*** Opening of Records for this task ***

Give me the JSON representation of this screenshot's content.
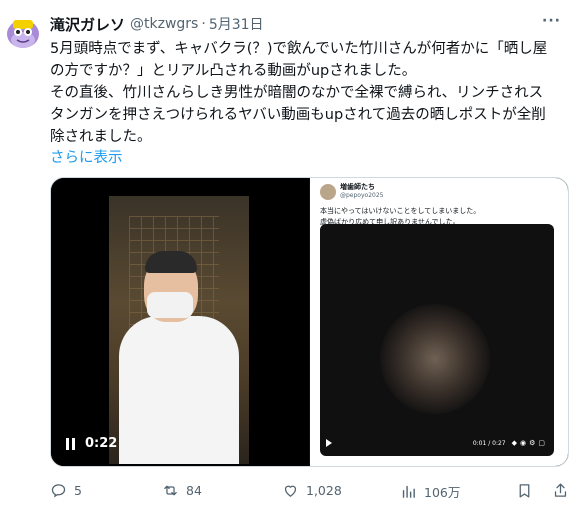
{
  "tweet": {
    "display_name": "滝沢ガレソ",
    "handle": "@tkzwgrs",
    "separator": "·",
    "date": "5月31日",
    "more": "···",
    "text_lines": [
      "5月頭時点でまず、キャバクラ(？)で飲んでいた竹川さんが何者かに「晒し屋",
      "の方ですか？」とリアル凸される動画がupされました。",
      "その直後、竹川さんらしき男性が暗闇のなかで全裸で縛られ、リンチされス",
      "タンガンを押さえつけられるヤバい動画もupされて過去の晒しポストが全削",
      "除されました。"
    ],
    "show_more": "さらに表示"
  },
  "media": {
    "left_video": {
      "time": "0:22"
    },
    "right_card": {
      "name": "増歯師たち",
      "handle": "@pepoyo2025",
      "text_lines": [
        "本当にやってはいけないことをしてしまいました。",
        "虚偽ばかり広めて申し訳ありませんでした。"
      ],
      "inner_time": "0:01 / 0:27"
    }
  },
  "actions": {
    "replies": "5",
    "reposts": "84",
    "likes": "1,028",
    "views": "106万"
  },
  "colors": {
    "accent": "#1d9bf0",
    "secondary_text": "#536471",
    "avatar_bg": "#b7a6d9"
  }
}
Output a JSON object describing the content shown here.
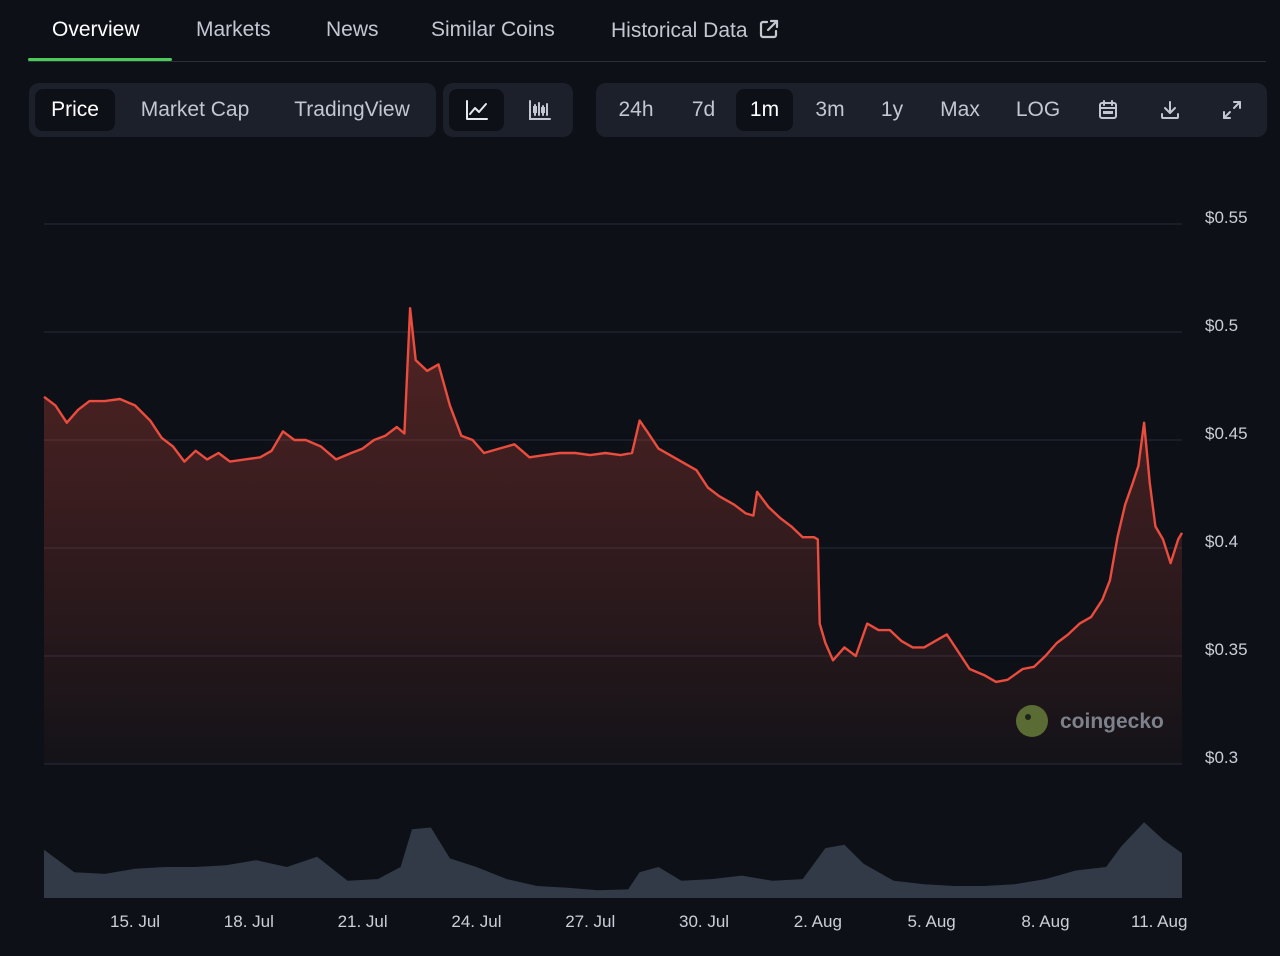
{
  "tabs": [
    {
      "label": "Overview",
      "active": true
    },
    {
      "label": "Markets",
      "active": false
    },
    {
      "label": "News",
      "active": false
    },
    {
      "label": "Similar Coins",
      "active": false
    },
    {
      "label": "Historical Data",
      "active": false
    }
  ],
  "view_toggle": [
    {
      "label": "Price",
      "active": true
    },
    {
      "label": "Market Cap",
      "active": false
    },
    {
      "label": "TradingView",
      "active": false
    }
  ],
  "chart_type_toggle": [
    {
      "icon": "line-chart-icon",
      "active": true
    },
    {
      "icon": "candlestick-chart-icon",
      "active": false
    }
  ],
  "range_toggle": [
    {
      "label": "24h",
      "active": false
    },
    {
      "label": "7d",
      "active": false
    },
    {
      "label": "1m",
      "active": true
    },
    {
      "label": "3m",
      "active": false
    },
    {
      "label": "1y",
      "active": false
    },
    {
      "label": "Max",
      "active": false
    },
    {
      "label": "LOG",
      "active": false
    }
  ],
  "tool_icons": [
    "calendar-icon",
    "download-icon",
    "fullscreen-icon"
  ],
  "watermark": "coingecko",
  "colors": {
    "line": "#ea4c3e",
    "volume": "#3a4250",
    "accent": "#4bcc57",
    "background": "#0d1117"
  },
  "chart_data": {
    "type": "line",
    "y_ticks": [
      {
        "value": 0.55,
        "label": "$0.55"
      },
      {
        "value": 0.5,
        "label": "$0.5"
      },
      {
        "value": 0.45,
        "label": "$0.45"
      },
      {
        "value": 0.4,
        "label": "$0.4"
      },
      {
        "value": 0.35,
        "label": "$0.35"
      },
      {
        "value": 0.3,
        "label": "$0.3"
      }
    ],
    "ylim": [
      0.3,
      0.55
    ],
    "x_ticks": [
      {
        "day": 15,
        "label": "15. Jul"
      },
      {
        "day": 18,
        "label": "18. Jul"
      },
      {
        "day": 21,
        "label": "21. Jul"
      },
      {
        "day": 24,
        "label": "24. Jul"
      },
      {
        "day": 27,
        "label": "27. Jul"
      },
      {
        "day": 30,
        "label": "30. Jul"
      },
      {
        "day": 33,
        "label": "2. Aug"
      },
      {
        "day": 36,
        "label": "5. Aug"
      },
      {
        "day": 39,
        "label": "8. Aug"
      },
      {
        "day": 42,
        "label": "11. Aug"
      }
    ],
    "xlim": [
      12.6,
      42.6
    ],
    "series": [
      {
        "values": [
          [
            12.6,
            0.47
          ],
          [
            12.9,
            0.466
          ],
          [
            13.2,
            0.458
          ],
          [
            13.5,
            0.464
          ],
          [
            13.8,
            0.468
          ],
          [
            14.2,
            0.468
          ],
          [
            14.6,
            0.469
          ],
          [
            15.0,
            0.466
          ],
          [
            15.4,
            0.459
          ],
          [
            15.7,
            0.451
          ],
          [
            16.0,
            0.447
          ],
          [
            16.3,
            0.44
          ],
          [
            16.6,
            0.445
          ],
          [
            16.9,
            0.441
          ],
          [
            17.2,
            0.444
          ],
          [
            17.5,
            0.44
          ],
          [
            17.9,
            0.441
          ],
          [
            18.3,
            0.442
          ],
          [
            18.6,
            0.445
          ],
          [
            18.9,
            0.454
          ],
          [
            19.2,
            0.45
          ],
          [
            19.5,
            0.45
          ],
          [
            19.9,
            0.447
          ],
          [
            20.3,
            0.441
          ],
          [
            20.7,
            0.444
          ],
          [
            21.0,
            0.446
          ],
          [
            21.3,
            0.45
          ],
          [
            21.6,
            0.452
          ],
          [
            21.9,
            0.456
          ],
          [
            22.1,
            0.453
          ],
          [
            22.25,
            0.511
          ],
          [
            22.4,
            0.487
          ],
          [
            22.7,
            0.482
          ],
          [
            23.0,
            0.485
          ],
          [
            23.3,
            0.466
          ],
          [
            23.6,
            0.452
          ],
          [
            23.9,
            0.45
          ],
          [
            24.2,
            0.444
          ],
          [
            24.6,
            0.446
          ],
          [
            25.0,
            0.448
          ],
          [
            25.4,
            0.442
          ],
          [
            25.8,
            0.443
          ],
          [
            26.2,
            0.444
          ],
          [
            26.6,
            0.444
          ],
          [
            27.0,
            0.443
          ],
          [
            27.4,
            0.444
          ],
          [
            27.8,
            0.443
          ],
          [
            28.1,
            0.444
          ],
          [
            28.3,
            0.459
          ],
          [
            28.5,
            0.454
          ],
          [
            28.8,
            0.446
          ],
          [
            29.1,
            0.443
          ],
          [
            29.4,
            0.44
          ],
          [
            29.8,
            0.436
          ],
          [
            30.1,
            0.428
          ],
          [
            30.4,
            0.424
          ],
          [
            30.8,
            0.42
          ],
          [
            31.1,
            0.416
          ],
          [
            31.3,
            0.415
          ],
          [
            31.4,
            0.426
          ],
          [
            31.7,
            0.419
          ],
          [
            32.0,
            0.414
          ],
          [
            32.3,
            0.41
          ],
          [
            32.6,
            0.405
          ],
          [
            32.9,
            0.405
          ],
          [
            33.0,
            0.404
          ],
          [
            33.05,
            0.365
          ],
          [
            33.2,
            0.356
          ],
          [
            33.4,
            0.348
          ],
          [
            33.7,
            0.354
          ],
          [
            34.0,
            0.35
          ],
          [
            34.3,
            0.365
          ],
          [
            34.6,
            0.362
          ],
          [
            34.9,
            0.362
          ],
          [
            35.2,
            0.357
          ],
          [
            35.5,
            0.354
          ],
          [
            35.8,
            0.354
          ],
          [
            36.1,
            0.357
          ],
          [
            36.4,
            0.36
          ],
          [
            36.7,
            0.352
          ],
          [
            37.0,
            0.344
          ],
          [
            37.4,
            0.341
          ],
          [
            37.7,
            0.338
          ],
          [
            38.0,
            0.339
          ],
          [
            38.4,
            0.344
          ],
          [
            38.7,
            0.345
          ],
          [
            39.0,
            0.35
          ],
          [
            39.3,
            0.356
          ],
          [
            39.6,
            0.36
          ],
          [
            39.9,
            0.365
          ],
          [
            40.2,
            0.368
          ],
          [
            40.5,
            0.376
          ],
          [
            40.7,
            0.385
          ],
          [
            40.9,
            0.405
          ],
          [
            41.1,
            0.42
          ],
          [
            41.3,
            0.43
          ],
          [
            41.45,
            0.438
          ],
          [
            41.6,
            0.458
          ],
          [
            41.75,
            0.43
          ],
          [
            41.9,
            0.41
          ],
          [
            42.1,
            0.404
          ],
          [
            42.3,
            0.393
          ],
          [
            42.5,
            0.404
          ],
          [
            42.6,
            0.407
          ]
        ]
      }
    ],
    "volume": [
      [
        12.6,
        0.56
      ],
      [
        13.4,
        0.3
      ],
      [
        14.2,
        0.28
      ],
      [
        15.0,
        0.34
      ],
      [
        15.8,
        0.36
      ],
      [
        16.6,
        0.36
      ],
      [
        17.4,
        0.38
      ],
      [
        18.2,
        0.44
      ],
      [
        19.0,
        0.36
      ],
      [
        19.8,
        0.48
      ],
      [
        20.6,
        0.2
      ],
      [
        21.4,
        0.22
      ],
      [
        22.0,
        0.36
      ],
      [
        22.3,
        0.8
      ],
      [
        22.8,
        0.82
      ],
      [
        23.3,
        0.46
      ],
      [
        24.0,
        0.36
      ],
      [
        24.8,
        0.22
      ],
      [
        25.6,
        0.14
      ],
      [
        26.4,
        0.12
      ],
      [
        27.2,
        0.09
      ],
      [
        28.0,
        0.1
      ],
      [
        28.3,
        0.3
      ],
      [
        28.8,
        0.36
      ],
      [
        29.4,
        0.2
      ],
      [
        30.2,
        0.22
      ],
      [
        31.0,
        0.26
      ],
      [
        31.8,
        0.2
      ],
      [
        32.6,
        0.22
      ],
      [
        33.2,
        0.58
      ],
      [
        33.7,
        0.62
      ],
      [
        34.2,
        0.4
      ],
      [
        35.0,
        0.2
      ],
      [
        35.8,
        0.16
      ],
      [
        36.6,
        0.14
      ],
      [
        37.4,
        0.14
      ],
      [
        38.2,
        0.16
      ],
      [
        39.0,
        0.22
      ],
      [
        39.8,
        0.32
      ],
      [
        40.6,
        0.36
      ],
      [
        41.0,
        0.6
      ],
      [
        41.6,
        0.88
      ],
      [
        42.1,
        0.68
      ],
      [
        42.6,
        0.52
      ]
    ]
  }
}
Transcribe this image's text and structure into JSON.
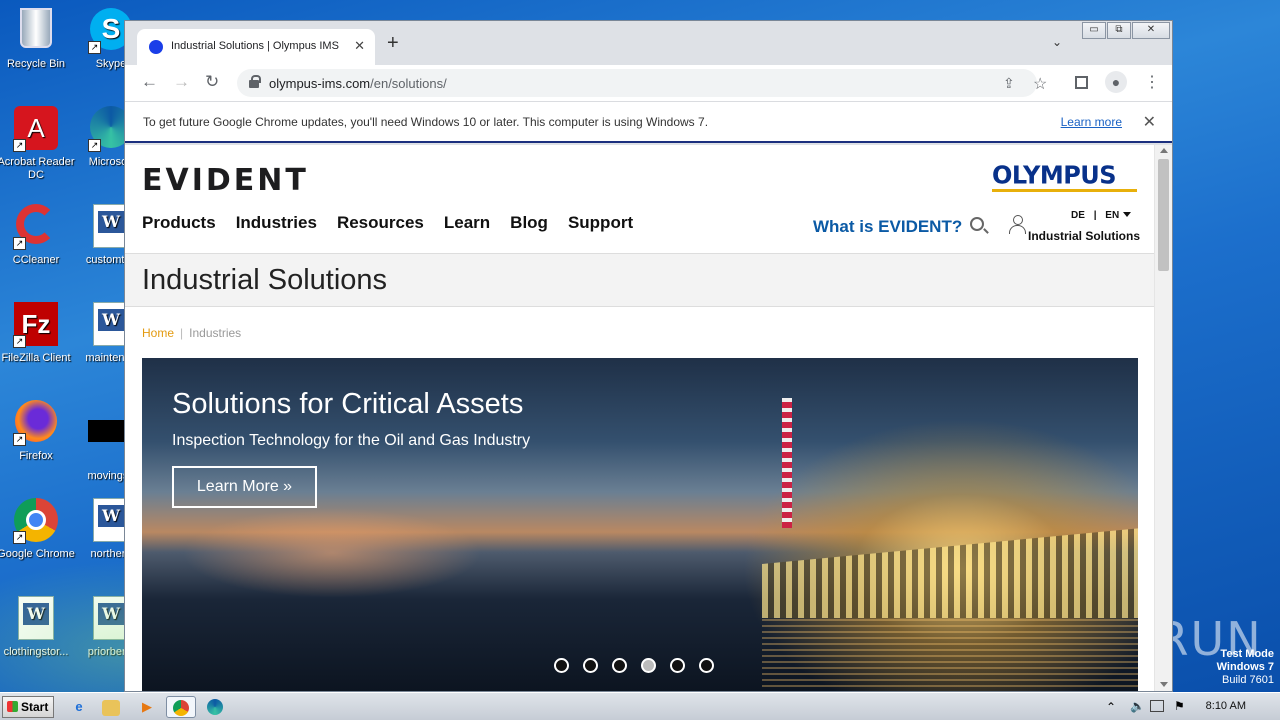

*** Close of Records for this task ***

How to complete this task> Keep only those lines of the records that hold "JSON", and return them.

Solution to this task>
Give me the JSON representation of this screenshot's content.
Output a JSON object describing the content shown here.
Transcribe this image's text and structure into JSON.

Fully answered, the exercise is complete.